Copy out, from the data below, each line in which the word "seimpog" occurs.

Stored dataset items

'''

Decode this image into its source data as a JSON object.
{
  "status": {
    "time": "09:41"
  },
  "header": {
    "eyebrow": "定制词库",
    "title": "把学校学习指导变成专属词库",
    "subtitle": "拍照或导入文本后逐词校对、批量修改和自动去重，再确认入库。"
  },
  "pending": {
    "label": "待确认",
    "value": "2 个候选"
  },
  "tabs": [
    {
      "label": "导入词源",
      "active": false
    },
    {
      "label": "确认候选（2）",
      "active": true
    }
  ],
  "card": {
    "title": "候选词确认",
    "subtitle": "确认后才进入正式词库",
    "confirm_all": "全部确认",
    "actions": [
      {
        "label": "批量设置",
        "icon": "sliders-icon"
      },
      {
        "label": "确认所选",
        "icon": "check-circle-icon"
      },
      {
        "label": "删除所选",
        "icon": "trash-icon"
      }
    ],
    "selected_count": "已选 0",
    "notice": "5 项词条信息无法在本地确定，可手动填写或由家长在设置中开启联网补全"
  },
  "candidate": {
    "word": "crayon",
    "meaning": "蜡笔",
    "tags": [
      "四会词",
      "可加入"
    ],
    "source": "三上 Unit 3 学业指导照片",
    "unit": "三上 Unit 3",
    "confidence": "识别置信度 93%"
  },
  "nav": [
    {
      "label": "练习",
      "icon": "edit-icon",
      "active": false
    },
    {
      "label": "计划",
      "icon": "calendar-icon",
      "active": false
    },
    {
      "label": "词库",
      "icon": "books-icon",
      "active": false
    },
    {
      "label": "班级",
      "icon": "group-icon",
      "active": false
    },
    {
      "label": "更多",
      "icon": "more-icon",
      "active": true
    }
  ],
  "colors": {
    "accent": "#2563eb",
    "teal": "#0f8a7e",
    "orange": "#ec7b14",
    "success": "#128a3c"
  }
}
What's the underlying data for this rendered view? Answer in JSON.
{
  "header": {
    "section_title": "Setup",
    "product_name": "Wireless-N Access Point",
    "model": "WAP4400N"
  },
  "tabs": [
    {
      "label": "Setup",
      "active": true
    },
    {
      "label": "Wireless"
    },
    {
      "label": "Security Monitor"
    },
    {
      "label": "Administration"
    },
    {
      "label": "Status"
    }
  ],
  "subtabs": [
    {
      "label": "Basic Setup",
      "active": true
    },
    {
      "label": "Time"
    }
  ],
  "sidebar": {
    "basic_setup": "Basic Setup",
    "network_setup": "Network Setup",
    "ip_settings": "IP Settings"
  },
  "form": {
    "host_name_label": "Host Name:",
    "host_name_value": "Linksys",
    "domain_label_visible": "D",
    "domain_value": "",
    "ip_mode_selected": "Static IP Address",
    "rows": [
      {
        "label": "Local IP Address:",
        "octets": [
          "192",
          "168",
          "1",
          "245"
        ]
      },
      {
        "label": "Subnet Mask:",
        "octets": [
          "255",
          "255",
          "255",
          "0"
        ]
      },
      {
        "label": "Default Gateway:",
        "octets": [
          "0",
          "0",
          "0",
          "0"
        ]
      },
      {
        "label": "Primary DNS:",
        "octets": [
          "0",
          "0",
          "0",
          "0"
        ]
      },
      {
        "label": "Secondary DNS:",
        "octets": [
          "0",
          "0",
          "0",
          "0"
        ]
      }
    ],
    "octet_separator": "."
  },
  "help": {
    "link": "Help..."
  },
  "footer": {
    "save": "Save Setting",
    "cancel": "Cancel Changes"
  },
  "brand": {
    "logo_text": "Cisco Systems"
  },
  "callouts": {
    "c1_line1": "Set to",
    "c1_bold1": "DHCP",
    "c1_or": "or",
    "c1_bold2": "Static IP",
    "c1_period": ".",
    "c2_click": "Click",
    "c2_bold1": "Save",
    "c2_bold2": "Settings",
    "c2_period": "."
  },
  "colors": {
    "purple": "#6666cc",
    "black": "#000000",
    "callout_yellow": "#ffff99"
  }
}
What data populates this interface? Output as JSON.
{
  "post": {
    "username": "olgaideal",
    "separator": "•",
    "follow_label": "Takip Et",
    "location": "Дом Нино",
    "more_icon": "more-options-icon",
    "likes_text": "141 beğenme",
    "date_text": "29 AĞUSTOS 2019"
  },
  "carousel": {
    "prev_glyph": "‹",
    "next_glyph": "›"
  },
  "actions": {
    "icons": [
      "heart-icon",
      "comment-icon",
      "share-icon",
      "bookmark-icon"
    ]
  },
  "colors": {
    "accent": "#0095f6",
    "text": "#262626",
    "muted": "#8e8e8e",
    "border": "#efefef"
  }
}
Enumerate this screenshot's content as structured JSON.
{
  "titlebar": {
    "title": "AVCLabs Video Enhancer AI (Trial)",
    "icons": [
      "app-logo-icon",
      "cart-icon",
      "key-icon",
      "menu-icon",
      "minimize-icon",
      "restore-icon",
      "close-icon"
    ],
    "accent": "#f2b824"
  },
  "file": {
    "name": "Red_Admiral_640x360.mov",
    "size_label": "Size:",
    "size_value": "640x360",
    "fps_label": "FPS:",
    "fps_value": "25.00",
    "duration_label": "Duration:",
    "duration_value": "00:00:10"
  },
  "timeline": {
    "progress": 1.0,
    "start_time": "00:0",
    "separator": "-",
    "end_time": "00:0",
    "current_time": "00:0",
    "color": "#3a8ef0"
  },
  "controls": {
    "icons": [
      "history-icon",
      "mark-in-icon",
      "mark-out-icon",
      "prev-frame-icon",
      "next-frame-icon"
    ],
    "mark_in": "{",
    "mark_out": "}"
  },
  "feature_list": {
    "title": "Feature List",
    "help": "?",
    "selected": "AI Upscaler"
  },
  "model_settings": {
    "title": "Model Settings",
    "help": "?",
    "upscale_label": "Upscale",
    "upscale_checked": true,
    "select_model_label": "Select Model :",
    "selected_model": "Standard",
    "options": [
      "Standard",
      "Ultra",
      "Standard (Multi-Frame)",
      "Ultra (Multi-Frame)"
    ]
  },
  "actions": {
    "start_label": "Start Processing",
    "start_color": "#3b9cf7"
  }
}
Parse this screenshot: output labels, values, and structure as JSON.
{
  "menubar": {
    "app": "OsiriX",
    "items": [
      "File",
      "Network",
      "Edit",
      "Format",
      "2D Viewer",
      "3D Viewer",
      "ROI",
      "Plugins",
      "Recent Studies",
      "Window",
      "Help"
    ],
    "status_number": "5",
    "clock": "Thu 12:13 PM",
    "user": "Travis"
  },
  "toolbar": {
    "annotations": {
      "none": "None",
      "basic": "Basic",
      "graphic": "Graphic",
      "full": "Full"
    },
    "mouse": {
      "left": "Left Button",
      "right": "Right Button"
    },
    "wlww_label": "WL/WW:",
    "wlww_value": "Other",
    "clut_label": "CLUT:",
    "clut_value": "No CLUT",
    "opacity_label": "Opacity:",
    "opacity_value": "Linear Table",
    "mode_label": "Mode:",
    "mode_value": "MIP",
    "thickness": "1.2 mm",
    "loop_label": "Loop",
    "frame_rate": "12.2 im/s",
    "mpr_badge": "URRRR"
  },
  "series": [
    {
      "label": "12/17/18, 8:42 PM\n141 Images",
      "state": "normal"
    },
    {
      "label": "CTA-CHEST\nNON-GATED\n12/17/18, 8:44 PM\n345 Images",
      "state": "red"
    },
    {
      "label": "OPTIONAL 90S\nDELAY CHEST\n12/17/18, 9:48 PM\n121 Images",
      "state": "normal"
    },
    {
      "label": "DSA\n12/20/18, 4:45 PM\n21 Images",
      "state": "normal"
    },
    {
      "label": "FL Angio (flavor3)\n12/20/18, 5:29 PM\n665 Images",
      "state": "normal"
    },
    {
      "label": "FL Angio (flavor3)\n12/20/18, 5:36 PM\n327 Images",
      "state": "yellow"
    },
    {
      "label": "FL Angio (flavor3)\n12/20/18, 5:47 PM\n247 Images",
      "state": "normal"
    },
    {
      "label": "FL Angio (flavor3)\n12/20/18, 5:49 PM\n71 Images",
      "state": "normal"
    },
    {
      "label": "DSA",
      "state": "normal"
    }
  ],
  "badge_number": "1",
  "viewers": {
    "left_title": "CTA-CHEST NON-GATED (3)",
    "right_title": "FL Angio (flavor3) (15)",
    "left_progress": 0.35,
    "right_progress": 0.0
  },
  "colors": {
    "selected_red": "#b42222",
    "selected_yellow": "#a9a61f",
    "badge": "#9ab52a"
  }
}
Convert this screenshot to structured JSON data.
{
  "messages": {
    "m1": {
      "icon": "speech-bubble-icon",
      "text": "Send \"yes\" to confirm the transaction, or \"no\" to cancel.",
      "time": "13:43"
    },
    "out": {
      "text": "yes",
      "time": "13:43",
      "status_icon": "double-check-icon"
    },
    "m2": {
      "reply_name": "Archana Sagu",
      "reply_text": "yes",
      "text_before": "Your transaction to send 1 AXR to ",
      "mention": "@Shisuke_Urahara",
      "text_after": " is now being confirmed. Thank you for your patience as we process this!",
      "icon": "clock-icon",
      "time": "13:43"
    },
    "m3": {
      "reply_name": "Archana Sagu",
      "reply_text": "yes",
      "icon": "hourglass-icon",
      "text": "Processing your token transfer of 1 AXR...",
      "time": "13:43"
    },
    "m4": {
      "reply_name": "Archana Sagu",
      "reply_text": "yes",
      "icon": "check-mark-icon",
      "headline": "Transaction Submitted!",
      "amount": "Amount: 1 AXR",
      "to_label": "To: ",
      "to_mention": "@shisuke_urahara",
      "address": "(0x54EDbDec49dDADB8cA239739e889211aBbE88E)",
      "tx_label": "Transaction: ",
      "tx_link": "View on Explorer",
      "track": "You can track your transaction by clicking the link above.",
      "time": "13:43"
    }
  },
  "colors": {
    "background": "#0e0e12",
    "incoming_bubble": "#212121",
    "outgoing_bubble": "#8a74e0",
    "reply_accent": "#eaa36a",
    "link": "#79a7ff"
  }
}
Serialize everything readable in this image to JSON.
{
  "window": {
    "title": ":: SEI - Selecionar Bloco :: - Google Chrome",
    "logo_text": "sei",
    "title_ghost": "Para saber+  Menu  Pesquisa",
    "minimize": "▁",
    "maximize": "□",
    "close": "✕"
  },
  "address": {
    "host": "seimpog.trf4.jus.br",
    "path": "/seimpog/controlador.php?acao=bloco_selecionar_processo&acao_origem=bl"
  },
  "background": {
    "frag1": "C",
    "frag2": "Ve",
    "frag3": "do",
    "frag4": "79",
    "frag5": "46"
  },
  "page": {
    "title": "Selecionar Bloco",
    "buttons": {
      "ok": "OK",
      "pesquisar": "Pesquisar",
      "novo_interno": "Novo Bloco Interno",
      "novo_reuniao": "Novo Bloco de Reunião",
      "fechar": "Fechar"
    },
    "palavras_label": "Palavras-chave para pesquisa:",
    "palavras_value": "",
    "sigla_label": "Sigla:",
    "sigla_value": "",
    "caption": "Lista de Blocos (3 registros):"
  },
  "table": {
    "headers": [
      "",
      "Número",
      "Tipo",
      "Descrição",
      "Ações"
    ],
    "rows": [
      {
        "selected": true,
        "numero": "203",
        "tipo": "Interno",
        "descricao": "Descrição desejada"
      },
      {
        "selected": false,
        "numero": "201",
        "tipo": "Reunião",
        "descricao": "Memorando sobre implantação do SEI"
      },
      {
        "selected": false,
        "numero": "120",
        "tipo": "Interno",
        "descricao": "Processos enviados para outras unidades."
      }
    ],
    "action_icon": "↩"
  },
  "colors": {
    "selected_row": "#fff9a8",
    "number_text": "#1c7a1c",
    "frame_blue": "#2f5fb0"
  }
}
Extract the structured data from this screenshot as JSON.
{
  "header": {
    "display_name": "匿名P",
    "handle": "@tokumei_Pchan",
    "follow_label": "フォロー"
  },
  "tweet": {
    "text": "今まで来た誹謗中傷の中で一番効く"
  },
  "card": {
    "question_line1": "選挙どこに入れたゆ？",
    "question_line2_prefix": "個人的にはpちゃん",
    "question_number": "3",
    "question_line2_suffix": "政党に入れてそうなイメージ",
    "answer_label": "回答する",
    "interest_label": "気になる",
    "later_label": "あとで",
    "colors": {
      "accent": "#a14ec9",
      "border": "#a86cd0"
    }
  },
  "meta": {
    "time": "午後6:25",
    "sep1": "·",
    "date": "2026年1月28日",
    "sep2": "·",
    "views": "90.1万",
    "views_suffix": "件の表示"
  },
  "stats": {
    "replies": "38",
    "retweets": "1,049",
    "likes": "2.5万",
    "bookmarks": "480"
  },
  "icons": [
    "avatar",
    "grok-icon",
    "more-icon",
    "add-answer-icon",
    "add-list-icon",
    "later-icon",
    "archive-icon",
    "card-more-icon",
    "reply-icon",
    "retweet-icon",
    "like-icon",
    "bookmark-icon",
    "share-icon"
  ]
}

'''

Task answer »
    "host": "seimpog.trf4.jus.br",
    "path": "/seimpog/controlador.php?acao=bloco_selecionar_processo&acao_origem=bl"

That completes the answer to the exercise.